* EXERCISE AIM
Wherever the word "Computer" turns up in a line of the entries, copy that line.

· · · · · · ·

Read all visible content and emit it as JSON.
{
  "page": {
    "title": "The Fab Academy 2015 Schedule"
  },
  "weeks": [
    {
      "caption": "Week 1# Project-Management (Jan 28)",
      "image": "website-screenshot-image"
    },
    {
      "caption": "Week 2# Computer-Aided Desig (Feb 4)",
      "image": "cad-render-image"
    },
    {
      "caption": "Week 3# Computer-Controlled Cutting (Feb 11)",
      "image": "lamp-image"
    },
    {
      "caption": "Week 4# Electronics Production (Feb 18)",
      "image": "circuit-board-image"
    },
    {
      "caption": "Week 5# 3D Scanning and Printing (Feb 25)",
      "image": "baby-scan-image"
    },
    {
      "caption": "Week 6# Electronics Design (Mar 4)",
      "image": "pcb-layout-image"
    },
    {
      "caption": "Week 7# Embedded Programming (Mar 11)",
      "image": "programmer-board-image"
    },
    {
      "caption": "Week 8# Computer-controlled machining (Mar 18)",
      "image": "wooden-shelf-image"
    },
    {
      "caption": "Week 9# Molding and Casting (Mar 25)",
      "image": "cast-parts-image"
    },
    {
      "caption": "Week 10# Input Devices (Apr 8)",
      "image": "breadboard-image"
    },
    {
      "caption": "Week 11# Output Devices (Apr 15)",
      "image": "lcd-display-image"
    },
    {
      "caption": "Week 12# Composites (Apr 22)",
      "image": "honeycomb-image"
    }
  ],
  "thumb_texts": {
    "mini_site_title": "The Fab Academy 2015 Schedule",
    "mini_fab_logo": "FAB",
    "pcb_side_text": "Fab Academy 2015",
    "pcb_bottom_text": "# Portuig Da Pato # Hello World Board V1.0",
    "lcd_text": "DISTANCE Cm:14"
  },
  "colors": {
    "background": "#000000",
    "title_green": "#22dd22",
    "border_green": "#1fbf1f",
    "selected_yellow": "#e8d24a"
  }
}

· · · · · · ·

* SOLUTION FOR THIS EXERCISE
      "caption": "Week 2# Computer-Aided Desig (Feb 4)",
      "caption": "Week 3# Computer-Controlled Cutting (Feb 11)",
      "caption": "Week 8# Computer-controlled machining (Mar 18)",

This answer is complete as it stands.